Having a household that is 75% celiac (requiring a gluten-free diet) I follow the blog of the Gluten-Free Girl. She has two tattoos on her wrists; one that says yes and one that says breathe. (For more on the latter, go here.) When I first read her post about the tattoo that said yes, I thought to myself, “I need to get one that says no.” That way, I rationalized, I can just flash my wrist when I feel the word yes rising from my throat. As in, “Yes, I’ll volunteer to do that,” or “Yes, I think I have enough time to do that work for you,” or “Yes, I’ll do [insert activity here],” and so on. I’m sure you get the picture.
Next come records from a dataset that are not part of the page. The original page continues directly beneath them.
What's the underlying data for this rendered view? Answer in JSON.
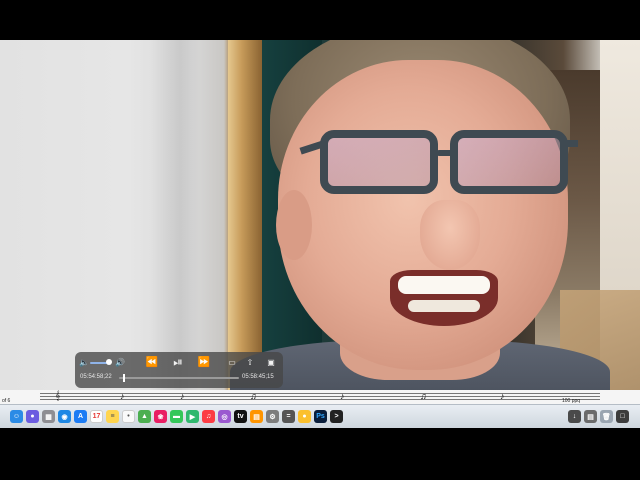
{
  "player": {
    "current_time": "05:54:58;22",
    "remaining_time": "05:58:45;15",
    "progress": 0.03,
    "volume": 0.9,
    "icons": [
      "volume-low-icon",
      "volume-high-icon",
      "rewind-icon",
      "play-pause-icon",
      "fast-forward-icon",
      "airplay-icon",
      "share-icon",
      "picture-in-picture-icon"
    ]
  },
  "score": {
    "left_text": "of 6",
    "tempo_text": "100 ppq"
  },
  "dock": {
    "apps": [
      "finder",
      "siri",
      "launchpad",
      "safari",
      "app-store",
      "calendar",
      "notes",
      "reminders",
      "maps",
      "photos",
      "messages",
      "facetime",
      "music",
      "podcasts",
      "tv",
      "books",
      "system-preferences",
      "calculator",
      "chrome",
      "photoshop",
      "terminal",
      "trash"
    ],
    "badge_text": "Ps"
  },
  "colors": {
    "accent": "#8fb3e8",
    "player_bg": "#464646"
  }
}
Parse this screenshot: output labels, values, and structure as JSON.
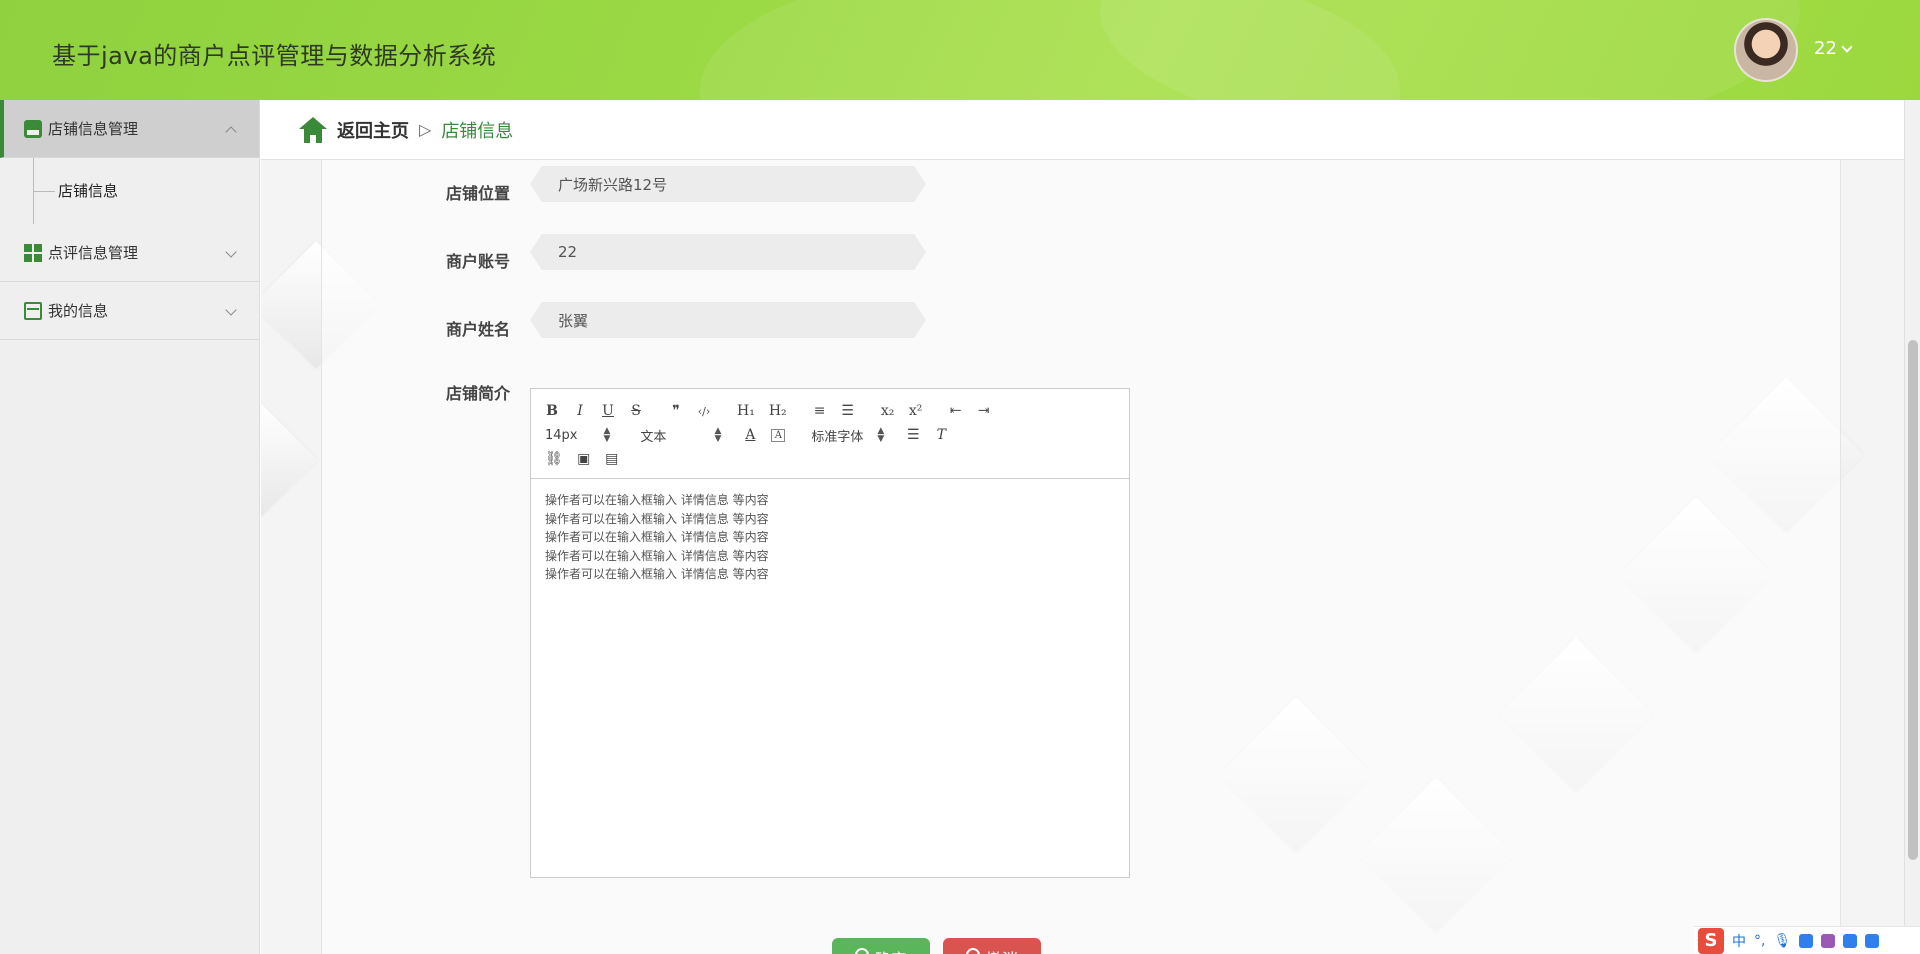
{
  "app": {
    "title": "基于java的商户点评管理与数据分析系统"
  },
  "user": {
    "name": "22"
  },
  "sidebar": {
    "items": [
      {
        "label": "店铺信息管理",
        "expanded": true,
        "icon": "store-icon"
      },
      {
        "label": "点评信息管理",
        "expanded": false,
        "icon": "grid-icon"
      },
      {
        "label": "我的信息",
        "expanded": false,
        "icon": "card-icon"
      }
    ],
    "subitems": [
      {
        "label": "店铺信息"
      }
    ]
  },
  "breadcrumb": {
    "home": "返回主页",
    "separator": "▷",
    "current": "店铺信息"
  },
  "form": {
    "location": {
      "label": "店铺位置",
      "value": "广场新兴路12号"
    },
    "account": {
      "label": "商户账号",
      "value": "22"
    },
    "name": {
      "label": "商户姓名",
      "value": "张翼"
    },
    "intro": {
      "label": "店铺简介"
    }
  },
  "editor": {
    "toolbar": {
      "row1": [
        "B",
        "I",
        "U",
        "S",
        "❞",
        "‹/›",
        "H₁",
        "H₂",
        "≡",
        "☰",
        "x₂",
        "x²",
        "⇤",
        "⇥"
      ],
      "font_size": "14px",
      "block_format": "文本",
      "font_family": "标准字体"
    },
    "lines": [
      "操作者可以在输入框输入  详情信息  等内容",
      "操作者可以在输入框输入  详情信息  等内容",
      "操作者可以在输入框输入  详情信息  等内容",
      "操作者可以在输入框输入  详情信息  等内容",
      "操作者可以在输入框输入  详情信息  等内容"
    ]
  },
  "buttons": {
    "confirm": "确定",
    "cancel": "撤消"
  },
  "ime": {
    "logo": "S",
    "mode": "中"
  },
  "colors": {
    "accent": "#3a8a3a",
    "header": "#9ad944",
    "confirm": "#5bb55b",
    "cancel": "#d9534f"
  }
}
I’ve also thought about carrying around a small placard that says no. That way I can just flash the word around—like the auction-goers flash around their numbers on those little paddles—without actually having to say it.
But this year I am going to try to say no a little bit more.
I swear I chose this week’s word before I saw this, but I felt supported (vindicated, perhaps?) by my choice when I found it. My primary goal in this effort to say no more often, is so I can better focus on the many things that I’ve already said yes to. There are are the big things that I’ve said yes to over the past two decades: being married, having children, investing in a house and large garden, starting a business (and a new job), starting a master’s degree, volunteering for local community organizations. All of these things need my attention. And in 2012, they’re going to get it.
I also need to say no more because I said yes to something that is going to change my reality, at least for the short term, in a fairly big way. When my husband asked how I’d feel about him fulfilling a personal dream to work in the north, I said Sure, why not. And by north, I mean north. This change is coming up quickly, so no doubt there will be more about it here, but, for now, we’re making lists and packing and imagining what the spring will bring. (And, no, I’m not going. At least not now.)
No is also a good word for me to focus on, because for this past year (and before, but over the last year it’s been very strong), I’ve been feeling the need to say no to stuff. I’ve been craving clean, open spaces; blank walls; less clutter. Purging, de-cluttering, acquiring less (and this means through thrifting too, one of my diversions) will help. Paul J. says it well so I don’t have to. (Thanks for the inspiration, Paul!)
i don’t feel this is an exercise in depravity … i just want to move past the feeling like i need to keep buying things, owning things, and having things to be fulfilled. the real goal is to reduce worthless items, while increasing things like experiences, self-improvement and happiness.